App and web page records
****

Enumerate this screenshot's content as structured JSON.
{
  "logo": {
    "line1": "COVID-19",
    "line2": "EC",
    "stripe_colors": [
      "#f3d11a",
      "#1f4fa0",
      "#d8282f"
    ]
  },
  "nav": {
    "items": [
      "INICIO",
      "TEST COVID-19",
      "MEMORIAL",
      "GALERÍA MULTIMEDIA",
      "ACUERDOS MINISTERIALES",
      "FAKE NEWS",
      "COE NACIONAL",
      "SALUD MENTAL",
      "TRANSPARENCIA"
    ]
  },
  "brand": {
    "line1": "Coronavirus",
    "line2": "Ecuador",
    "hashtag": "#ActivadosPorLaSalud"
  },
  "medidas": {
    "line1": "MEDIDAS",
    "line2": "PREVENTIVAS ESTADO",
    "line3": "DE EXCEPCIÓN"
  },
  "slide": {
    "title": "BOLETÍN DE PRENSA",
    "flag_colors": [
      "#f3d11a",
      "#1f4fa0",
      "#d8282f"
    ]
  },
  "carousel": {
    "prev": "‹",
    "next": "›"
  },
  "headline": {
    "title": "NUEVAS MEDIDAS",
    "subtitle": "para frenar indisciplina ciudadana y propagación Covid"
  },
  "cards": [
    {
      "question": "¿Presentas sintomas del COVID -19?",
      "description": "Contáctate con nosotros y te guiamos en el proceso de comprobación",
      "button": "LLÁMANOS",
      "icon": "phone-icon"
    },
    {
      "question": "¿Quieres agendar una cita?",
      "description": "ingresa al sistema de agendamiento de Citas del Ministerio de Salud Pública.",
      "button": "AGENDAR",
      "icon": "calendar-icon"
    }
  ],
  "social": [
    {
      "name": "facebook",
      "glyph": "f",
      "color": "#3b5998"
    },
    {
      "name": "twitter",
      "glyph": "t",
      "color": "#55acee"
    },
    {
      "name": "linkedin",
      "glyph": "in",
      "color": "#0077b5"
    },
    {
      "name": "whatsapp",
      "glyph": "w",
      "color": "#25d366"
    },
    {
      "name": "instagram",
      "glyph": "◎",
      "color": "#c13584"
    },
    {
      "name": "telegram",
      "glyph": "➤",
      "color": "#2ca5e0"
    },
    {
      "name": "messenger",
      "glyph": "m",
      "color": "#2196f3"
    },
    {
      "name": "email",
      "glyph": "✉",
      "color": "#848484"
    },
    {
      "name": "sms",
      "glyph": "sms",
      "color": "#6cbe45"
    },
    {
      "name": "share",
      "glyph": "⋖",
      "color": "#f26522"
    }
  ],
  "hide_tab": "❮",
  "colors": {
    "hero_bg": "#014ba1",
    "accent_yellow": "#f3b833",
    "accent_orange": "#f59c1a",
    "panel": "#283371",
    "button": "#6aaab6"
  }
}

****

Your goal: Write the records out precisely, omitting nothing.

Solved problem:
Enumerate this screenshot's content as structured JSON.
{
  "logo": {
    "line1": "COVID-19",
    "line2": "EC",
    "stripe_colors": [
      "#f3d11a",
      "#1f4fa0",
      "#d8282f"
    ]
  },
  "nav": {
    "items": [
      "INICIO",
      "TEST COVID-19",
      "MEMORIAL",
      "GALERÍA MULTIMEDIA",
      "ACUERDOS MINISTERIALES",
      "FAKE NEWS",
      "COE NACIONAL",
      "SALUD MENTAL",
      "TRANSPARENCIA"
    ]
  },
  "brand": {
    "line1": "Coronavirus",
    "line2": "Ecuador",
    "hashtag": "#ActivadosPorLaSalud"
  },
  "medidas": {
    "line1": "MEDIDAS",
    "line2": "PREVENTIVAS ESTADO",
    "line3": "DE EXCEPCIÓN"
  },
  "slide": {
    "title": "BOLETÍN DE PRENSA",
    "flag_colors": [
      "#f3d11a",
      "#1f4fa0",
      "#d8282f"
    ]
  },
  "carousel": {
    "prev": "‹",
    "next": "›"
  },
  "headline": {
    "title": "NUEVAS MEDIDAS",
    "subtitle": "para frenar indisciplina ciudadana y propagación Covid"
  },
  "cards": [
    {
      "question": "¿Presentas sintomas del COVID -19?",
      "description": "Contáctate con nosotros y te guiamos en el proceso de comprobación",
      "button": "LLÁMANOS",
      "icon": "phone-icon"
    },
    {
      "question": "¿Quieres agendar una cita?",
      "description": "ingresa al sistema de agendamiento de Citas del Ministerio de Salud Pública.",
      "button": "AGENDAR",
      "icon": "calendar-icon"
    }
  ],
  "social": [
    {
      "name": "facebook",
      "glyph": "f",
      "color": "#3b5998"
    },
    {
      "name": "twitter",
      "glyph": "t",
      "color": "#55acee"
    },
    {
      "name": "linkedin",
      "glyph": "in",
      "color": "#0077b5"
    },
    {
      "name": "whatsapp",
      "glyph": "w",
      "color": "#25d366"
    },
    {
      "name": "instagram",
      "glyph": "◎",
      "color": "#c13584"
    },
    {
      "name": "telegram",
      "glyph": "➤",
      "color": "#2ca5e0"
    },
    {
      "name": "messenger",
      "glyph": "m",
      "color": "#2196f3"
    },
    {
      "name": "email",
      "glyph": "✉",
      "color": "#848484"
    },
    {
      "name": "sms",
      "glyph": "sms",
      "color": "#6cbe45"
    },
    {
      "name": "share",
      "glyph": "⋖",
      "color": "#f26522"
    }
  ],
  "hide_tab": "❮",
  "colors": {
    "hero_bg": "#014ba1",
    "accent_yellow": "#f3b833",
    "accent_orange": "#f59c1a",
    "panel": "#283371",
    "button": "#6aaab6"
  }
}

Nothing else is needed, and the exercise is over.